My question is in regards to the stance that the 'wave function collapse' is not an actual physical occurrence. That is, you are not, by observation, changing the particles position from a wave to a particle, it is merely that the wave function is the probability of finding the particle at a particular point. In other words, the wave function is a figment of our mind, and merely represents our in-ability to know its position without measurement.
Here I am going to make an important assumption: This argument implies that the electron does not actually travel as a wave (1.0).
Assuming this argument is true. Consider electrons being fired one, by one, through the slits. How can an electron know that there are two slits open if it is not travelling as a wave (1.1)? A point particle cannot know if the slit above it, or below it, is open, unless it is at the two slits at the same instance (1.2). Therefore, at the point of the slits, it must be propagating as a wave (1.3). But, through observation of the slits (specifically behind the slits), we can force the electron to act as a particle (because it is observed to only go through one slit(1.4)) and create two simple bands on the plate (1.5). As such, the electron has gone from being a wave, before the slit, and at the slit, to a particle, through the act of observation(1.6).

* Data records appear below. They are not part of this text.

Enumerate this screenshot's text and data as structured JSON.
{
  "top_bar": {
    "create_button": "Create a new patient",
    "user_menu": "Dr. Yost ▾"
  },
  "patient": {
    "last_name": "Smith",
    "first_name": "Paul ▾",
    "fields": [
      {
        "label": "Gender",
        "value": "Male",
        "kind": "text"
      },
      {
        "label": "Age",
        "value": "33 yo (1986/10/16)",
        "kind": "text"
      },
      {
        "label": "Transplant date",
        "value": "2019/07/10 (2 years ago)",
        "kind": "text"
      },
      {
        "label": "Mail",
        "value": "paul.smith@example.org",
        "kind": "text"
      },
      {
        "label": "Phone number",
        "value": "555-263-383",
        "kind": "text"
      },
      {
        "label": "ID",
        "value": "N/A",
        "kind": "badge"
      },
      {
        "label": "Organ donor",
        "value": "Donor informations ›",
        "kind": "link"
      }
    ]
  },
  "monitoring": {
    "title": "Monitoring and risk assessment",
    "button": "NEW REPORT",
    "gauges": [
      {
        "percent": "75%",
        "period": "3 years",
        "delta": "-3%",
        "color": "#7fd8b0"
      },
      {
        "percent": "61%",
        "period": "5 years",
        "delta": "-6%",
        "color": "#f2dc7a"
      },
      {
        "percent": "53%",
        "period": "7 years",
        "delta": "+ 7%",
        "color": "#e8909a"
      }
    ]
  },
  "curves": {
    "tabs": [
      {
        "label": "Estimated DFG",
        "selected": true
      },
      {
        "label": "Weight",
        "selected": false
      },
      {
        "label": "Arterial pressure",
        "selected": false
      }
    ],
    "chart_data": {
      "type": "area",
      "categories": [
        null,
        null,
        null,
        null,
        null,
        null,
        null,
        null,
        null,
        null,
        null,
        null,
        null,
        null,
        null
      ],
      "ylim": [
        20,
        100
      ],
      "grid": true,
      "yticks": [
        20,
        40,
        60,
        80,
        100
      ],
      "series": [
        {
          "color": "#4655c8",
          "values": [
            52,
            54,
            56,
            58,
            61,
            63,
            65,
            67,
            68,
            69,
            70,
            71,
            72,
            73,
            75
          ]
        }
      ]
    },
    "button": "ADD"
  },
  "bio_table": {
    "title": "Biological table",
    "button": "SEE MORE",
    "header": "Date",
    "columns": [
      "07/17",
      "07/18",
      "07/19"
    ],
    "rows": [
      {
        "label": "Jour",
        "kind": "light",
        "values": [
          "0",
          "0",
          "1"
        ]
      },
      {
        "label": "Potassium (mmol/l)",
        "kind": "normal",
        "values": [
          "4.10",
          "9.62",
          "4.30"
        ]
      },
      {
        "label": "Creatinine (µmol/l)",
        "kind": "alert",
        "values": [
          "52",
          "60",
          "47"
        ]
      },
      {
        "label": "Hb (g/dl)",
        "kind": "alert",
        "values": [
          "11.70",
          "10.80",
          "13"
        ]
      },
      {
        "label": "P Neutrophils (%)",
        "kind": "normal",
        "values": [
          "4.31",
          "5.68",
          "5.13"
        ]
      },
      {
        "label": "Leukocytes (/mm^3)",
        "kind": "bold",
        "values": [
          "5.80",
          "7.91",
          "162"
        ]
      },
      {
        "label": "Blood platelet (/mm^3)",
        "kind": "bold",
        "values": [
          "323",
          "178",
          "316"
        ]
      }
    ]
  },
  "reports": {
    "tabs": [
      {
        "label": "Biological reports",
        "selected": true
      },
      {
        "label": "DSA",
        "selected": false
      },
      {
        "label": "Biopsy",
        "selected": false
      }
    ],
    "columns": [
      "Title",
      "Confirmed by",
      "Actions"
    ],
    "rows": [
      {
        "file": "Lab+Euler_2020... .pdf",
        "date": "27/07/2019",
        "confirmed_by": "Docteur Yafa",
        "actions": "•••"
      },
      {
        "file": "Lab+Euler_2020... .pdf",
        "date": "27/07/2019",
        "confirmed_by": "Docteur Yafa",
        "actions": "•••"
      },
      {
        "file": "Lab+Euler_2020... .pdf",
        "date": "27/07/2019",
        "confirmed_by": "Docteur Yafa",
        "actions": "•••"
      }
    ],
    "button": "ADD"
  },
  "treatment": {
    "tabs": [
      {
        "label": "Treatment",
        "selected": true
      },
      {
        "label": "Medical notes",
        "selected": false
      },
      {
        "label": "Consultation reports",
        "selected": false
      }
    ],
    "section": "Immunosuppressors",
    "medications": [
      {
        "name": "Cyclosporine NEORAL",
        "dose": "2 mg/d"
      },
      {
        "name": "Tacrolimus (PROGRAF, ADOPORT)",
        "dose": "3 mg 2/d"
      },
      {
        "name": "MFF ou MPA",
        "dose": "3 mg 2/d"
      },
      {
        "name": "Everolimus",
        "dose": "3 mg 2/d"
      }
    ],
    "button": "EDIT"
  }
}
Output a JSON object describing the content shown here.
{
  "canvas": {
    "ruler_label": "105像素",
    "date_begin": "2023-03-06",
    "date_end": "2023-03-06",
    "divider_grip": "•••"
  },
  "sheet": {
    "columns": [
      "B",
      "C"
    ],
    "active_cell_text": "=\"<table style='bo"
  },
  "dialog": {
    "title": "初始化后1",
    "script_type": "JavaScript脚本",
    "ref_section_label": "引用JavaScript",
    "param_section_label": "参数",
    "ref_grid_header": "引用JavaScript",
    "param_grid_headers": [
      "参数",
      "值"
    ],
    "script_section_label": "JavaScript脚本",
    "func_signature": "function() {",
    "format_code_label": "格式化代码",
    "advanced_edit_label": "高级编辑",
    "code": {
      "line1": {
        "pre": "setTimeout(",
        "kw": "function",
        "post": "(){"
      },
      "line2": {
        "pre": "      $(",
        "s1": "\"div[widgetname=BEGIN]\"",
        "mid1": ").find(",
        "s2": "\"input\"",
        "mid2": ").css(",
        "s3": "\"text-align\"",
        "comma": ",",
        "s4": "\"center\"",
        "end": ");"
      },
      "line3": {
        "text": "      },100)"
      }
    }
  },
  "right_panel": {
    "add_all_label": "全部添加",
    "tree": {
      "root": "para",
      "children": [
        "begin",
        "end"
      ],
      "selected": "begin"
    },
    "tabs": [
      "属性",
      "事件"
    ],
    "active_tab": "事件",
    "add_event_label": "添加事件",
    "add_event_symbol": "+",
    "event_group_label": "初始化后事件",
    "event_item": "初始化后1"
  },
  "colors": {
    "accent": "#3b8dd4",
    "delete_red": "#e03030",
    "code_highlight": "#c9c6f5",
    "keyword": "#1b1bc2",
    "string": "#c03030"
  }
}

I have included (1.i) to represent my argument in parts. Obviously I have made some error/(s) somewhere since many bright minds have this stance. I would appreciate it if my error could be pointed in terms of its position with (1.i)
A further note on (1.4) - is it even possible to observe which slit the electron has gone through, or does the uncertainty principal rule that out?